• [Exercise materials]
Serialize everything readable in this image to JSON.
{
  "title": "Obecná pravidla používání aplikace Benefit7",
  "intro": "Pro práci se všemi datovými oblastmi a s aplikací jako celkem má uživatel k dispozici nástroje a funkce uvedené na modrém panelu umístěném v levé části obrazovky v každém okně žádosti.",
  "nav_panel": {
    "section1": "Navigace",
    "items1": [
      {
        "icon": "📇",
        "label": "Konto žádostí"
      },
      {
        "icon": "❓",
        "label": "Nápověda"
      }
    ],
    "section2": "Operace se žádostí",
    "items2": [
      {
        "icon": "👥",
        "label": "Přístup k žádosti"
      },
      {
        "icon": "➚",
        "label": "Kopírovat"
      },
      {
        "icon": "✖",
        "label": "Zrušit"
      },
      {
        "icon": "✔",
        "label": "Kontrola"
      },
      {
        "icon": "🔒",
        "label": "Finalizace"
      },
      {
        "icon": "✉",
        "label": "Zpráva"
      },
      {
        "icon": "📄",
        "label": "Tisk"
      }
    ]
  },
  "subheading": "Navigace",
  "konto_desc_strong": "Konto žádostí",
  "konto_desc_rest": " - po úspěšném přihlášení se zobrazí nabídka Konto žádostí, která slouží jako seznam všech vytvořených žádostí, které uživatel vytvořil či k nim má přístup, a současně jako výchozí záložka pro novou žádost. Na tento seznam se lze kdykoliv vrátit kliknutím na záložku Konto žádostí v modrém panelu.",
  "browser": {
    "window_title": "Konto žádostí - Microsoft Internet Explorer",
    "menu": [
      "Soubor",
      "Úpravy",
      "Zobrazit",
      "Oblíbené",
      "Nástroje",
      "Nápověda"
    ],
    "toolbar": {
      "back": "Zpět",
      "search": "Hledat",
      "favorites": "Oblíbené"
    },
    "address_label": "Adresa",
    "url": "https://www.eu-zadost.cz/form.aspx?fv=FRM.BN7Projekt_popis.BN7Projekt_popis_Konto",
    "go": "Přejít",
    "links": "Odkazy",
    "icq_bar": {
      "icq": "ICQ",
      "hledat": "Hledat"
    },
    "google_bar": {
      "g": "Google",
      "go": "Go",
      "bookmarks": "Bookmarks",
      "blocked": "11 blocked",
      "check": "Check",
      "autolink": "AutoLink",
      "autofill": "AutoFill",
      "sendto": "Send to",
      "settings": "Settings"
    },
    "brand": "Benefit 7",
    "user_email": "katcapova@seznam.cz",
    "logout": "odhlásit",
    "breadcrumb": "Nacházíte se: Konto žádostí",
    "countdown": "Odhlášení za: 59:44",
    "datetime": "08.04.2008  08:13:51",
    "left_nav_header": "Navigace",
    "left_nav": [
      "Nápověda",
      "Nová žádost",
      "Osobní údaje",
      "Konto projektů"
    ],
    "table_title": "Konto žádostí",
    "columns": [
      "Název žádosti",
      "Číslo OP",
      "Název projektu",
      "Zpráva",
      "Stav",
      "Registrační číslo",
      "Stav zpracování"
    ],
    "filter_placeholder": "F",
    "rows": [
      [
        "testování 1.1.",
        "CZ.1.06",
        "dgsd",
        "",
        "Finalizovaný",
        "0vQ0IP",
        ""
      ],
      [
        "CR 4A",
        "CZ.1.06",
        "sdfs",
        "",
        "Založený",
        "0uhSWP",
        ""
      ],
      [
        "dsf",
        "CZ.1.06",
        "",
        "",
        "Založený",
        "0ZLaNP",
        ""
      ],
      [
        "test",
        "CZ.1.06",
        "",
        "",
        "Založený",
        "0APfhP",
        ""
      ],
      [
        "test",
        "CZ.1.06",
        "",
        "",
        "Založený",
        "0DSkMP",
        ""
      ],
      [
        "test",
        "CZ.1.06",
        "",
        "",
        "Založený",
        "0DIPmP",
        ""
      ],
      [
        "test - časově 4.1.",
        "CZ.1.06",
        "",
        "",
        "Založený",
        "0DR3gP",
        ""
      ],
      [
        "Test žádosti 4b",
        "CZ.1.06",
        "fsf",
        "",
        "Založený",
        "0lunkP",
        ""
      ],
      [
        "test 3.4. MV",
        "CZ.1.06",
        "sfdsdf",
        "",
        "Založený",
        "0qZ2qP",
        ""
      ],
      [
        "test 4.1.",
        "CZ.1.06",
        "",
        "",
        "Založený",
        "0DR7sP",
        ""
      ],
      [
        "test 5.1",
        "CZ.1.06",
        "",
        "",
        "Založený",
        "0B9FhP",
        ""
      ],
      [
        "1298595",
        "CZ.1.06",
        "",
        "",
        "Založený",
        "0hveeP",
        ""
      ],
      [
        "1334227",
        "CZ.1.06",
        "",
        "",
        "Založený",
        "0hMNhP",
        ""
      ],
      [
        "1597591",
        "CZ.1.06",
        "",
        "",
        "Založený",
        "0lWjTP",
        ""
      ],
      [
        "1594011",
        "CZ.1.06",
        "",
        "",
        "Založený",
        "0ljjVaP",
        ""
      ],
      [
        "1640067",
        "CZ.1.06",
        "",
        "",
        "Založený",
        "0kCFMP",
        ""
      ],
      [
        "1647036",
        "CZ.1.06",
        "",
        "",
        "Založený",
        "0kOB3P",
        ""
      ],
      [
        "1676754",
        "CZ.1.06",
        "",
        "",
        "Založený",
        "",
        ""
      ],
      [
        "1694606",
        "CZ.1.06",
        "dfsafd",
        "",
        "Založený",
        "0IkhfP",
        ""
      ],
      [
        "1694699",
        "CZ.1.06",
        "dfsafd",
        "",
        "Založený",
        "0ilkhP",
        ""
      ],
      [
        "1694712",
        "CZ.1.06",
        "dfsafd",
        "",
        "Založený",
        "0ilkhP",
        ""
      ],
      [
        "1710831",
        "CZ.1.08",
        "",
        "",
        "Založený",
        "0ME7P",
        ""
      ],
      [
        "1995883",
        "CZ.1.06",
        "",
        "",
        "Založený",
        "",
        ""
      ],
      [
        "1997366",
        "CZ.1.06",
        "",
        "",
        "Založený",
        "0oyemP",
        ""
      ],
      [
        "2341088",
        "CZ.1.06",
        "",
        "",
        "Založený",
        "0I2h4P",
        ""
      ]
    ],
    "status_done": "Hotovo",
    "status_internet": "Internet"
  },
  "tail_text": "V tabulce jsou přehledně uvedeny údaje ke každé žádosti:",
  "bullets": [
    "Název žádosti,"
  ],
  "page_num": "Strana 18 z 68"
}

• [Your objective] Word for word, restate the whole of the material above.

• [Exercise response]
Serialize everything readable in this image to JSON.
{
  "title": "Obecná pravidla používání aplikace Benefit7",
  "intro": "Pro práci se všemi datovými oblastmi a s aplikací jako celkem má uživatel k dispozici nástroje a funkce uvedené na modrém panelu umístěném v levé části obrazovky v každém okně žádosti.",
  "nav_panel": {
    "section1": "Navigace",
    "items1": [
      {
        "icon": "📇",
        "label": "Konto žádostí"
      },
      {
        "icon": "❓",
        "label": "Nápověda"
      }
    ],
    "section2": "Operace se žádostí",
    "items2": [
      {
        "icon": "👥",
        "label": "Přístup k žádosti"
      },
      {
        "icon": "➚",
        "label": "Kopírovat"
      },
      {
        "icon": "✖",
        "label": "Zrušit"
      },
      {
        "icon": "✔",
        "label": "Kontrola"
      },
      {
        "icon": "🔒",
        "label": "Finalizace"
      },
      {
        "icon": "✉",
        "label": "Zpráva"
      },
      {
        "icon": "📄",
        "label": "Tisk"
      }
    ]
  },
  "subheading": "Navigace",
  "konto_desc_strong": "Konto žádostí",
  "konto_desc_rest": " - po úspěšném přihlášení se zobrazí nabídka Konto žádostí, která slouží jako seznam všech vytvořených žádostí, které uživatel vytvořil či k nim má přístup, a současně jako výchozí záložka pro novou žádost. Na tento seznam se lze kdykoliv vrátit kliknutím na záložku Konto žádostí v modrém panelu.",
  "browser": {
    "window_title": "Konto žádostí - Microsoft Internet Explorer",
    "menu": [
      "Soubor",
      "Úpravy",
      "Zobrazit",
      "Oblíbené",
      "Nástroje",
      "Nápověda"
    ],
    "toolbar": {
      "back": "Zpět",
      "search": "Hledat",
      "favorites": "Oblíbené"
    },
    "address_label": "Adresa",
    "url": "https://www.eu-zadost.cz/form.aspx?fv=FRM.BN7Projekt_popis.BN7Projekt_popis_Konto",
    "go": "Přejít",
    "links": "Odkazy",
    "icq_bar": {
      "icq": "ICQ",
      "hledat": "Hledat"
    },
    "google_bar": {
      "g": "Google",
      "go": "Go",
      "bookmarks": "Bookmarks",
      "blocked": "11 blocked",
      "check": "Check",
      "autolink": "AutoLink",
      "autofill": "AutoFill",
      "sendto": "Send to",
      "settings": "Settings"
    },
    "brand": "Benefit 7",
    "user_email": "katcapova@seznam.cz",
    "logout": "odhlásit",
    "breadcrumb": "Nacházíte se: Konto žádostí",
    "countdown": "Odhlášení za: 59:44",
    "datetime": "08.04.2008  08:13:51",
    "left_nav_header": "Navigace",
    "left_nav": [
      "Nápověda",
      "Nová žádost",
      "Osobní údaje",
      "Konto projektů"
    ],
    "table_title": "Konto žádostí",
    "columns": [
      "Název žádosti",
      "Číslo OP",
      "Název projektu",
      "Zpráva",
      "Stav",
      "Registrační číslo",
      "Stav zpracování"
    ],
    "filter_placeholder": "F",
    "rows": [
      [
        "testování 1.1.",
        "CZ.1.06",
        "dgsd",
        "",
        "Finalizovaný",
        "0vQ0IP",
        ""
      ],
      [
        "CR 4A",
        "CZ.1.06",
        "sdfs",
        "",
        "Založený",
        "0uhSWP",
        ""
      ],
      [
        "dsf",
        "CZ.1.06",
        "",
        "",
        "Založený",
        "0ZLaNP",
        ""
      ],
      [
        "test",
        "CZ.1.06",
        "",
        "",
        "Založený",
        "0APfhP",
        ""
      ],
      [
        "test",
        "CZ.1.06",
        "",
        "",
        "Založený",
        "0DSkMP",
        ""
      ],
      [
        "test",
        "CZ.1.06",
        "",
        "",
        "Založený",
        "0DIPmP",
        ""
      ],
      [
        "test - časově 4.1.",
        "CZ.1.06",
        "",
        "",
        "Založený",
        "0DR3gP",
        ""
      ],
      [
        "Test žádosti 4b",
        "CZ.1.06",
        "fsf",
        "",
        "Založený",
        "0lunkP",
        ""
      ],
      [
        "test 3.4. MV",
        "CZ.1.06",
        "sfdsdf",
        "",
        "Založený",
        "0qZ2qP",
        ""
      ],
      [
        "test 4.1.",
        "CZ.1.06",
        "",
        "",
        "Založený",
        "0DR7sP",
        ""
      ],
      [
        "test 5.1",
        "CZ.1.06",
        "",
        "",
        "Založený",
        "0B9FhP",
        ""
      ],
      [
        "1298595",
        "CZ.1.06",
        "",
        "",
        "Založený",
        "0hveeP",
        ""
      ],
      [
        "1334227",
        "CZ.1.06",
        "",
        "",
        "Založený",
        "0hMNhP",
        ""
      ],
      [
        "1597591",
        "CZ.1.06",
        "",
        "",
        "Založený",
        "0lWjTP",
        ""
      ],
      [
        "1594011",
        "CZ.1.06",
        "",
        "",
        "Založený",
        "0ljjVaP",
        ""
      ],
      [
        "1640067",
        "CZ.1.06",
        "",
        "",
        "Založený",
        "0kCFMP",
        ""
      ],
      [
        "1647036",
        "CZ.1.06",
        "",
        "",
        "Založený",
        "0kOB3P",
        ""
      ],
      [
        "1676754",
        "CZ.1.06",
        "",
        "",
        "Založený",
        "",
        ""
      ],
      [
        "1694606",
        "CZ.1.06",
        "dfsafd",
        "",
        "Založený",
        "0IkhfP",
        ""
      ],
      [
        "1694699",
        "CZ.1.06",
        "dfsafd",
        "",
        "Založený",
        "0ilkhP",
        ""
      ],
      [
        "1694712",
        "CZ.1.06",
        "dfsafd",
        "",
        "Založený",
        "0ilkhP",
        ""
      ],
      [
        "1710831",
        "CZ.1.08",
        "",
        "",
        "Založený",
        "0ME7P",
        ""
      ],
      [
        "1995883",
        "CZ.1.06",
        "",
        "",
        "Založený",
        "",
        ""
      ],
      [
        "1997366",
        "CZ.1.06",
        "",
        "",
        "Založený",
        "0oyemP",
        ""
      ],
      [
        "2341088",
        "CZ.1.06",
        "",
        "",
        "Založený",
        "0I2h4P",
        ""
      ]
    ],
    "status_done": "Hotovo",
    "status_internet": "Internet"
  },
  "tail_text": "V tabulce jsou přehledně uvedeny údaje ke každé žádosti:",
  "bullets": [
    "Název žádosti,"
  ],
  "page_num": "Strana 18 z 68"
}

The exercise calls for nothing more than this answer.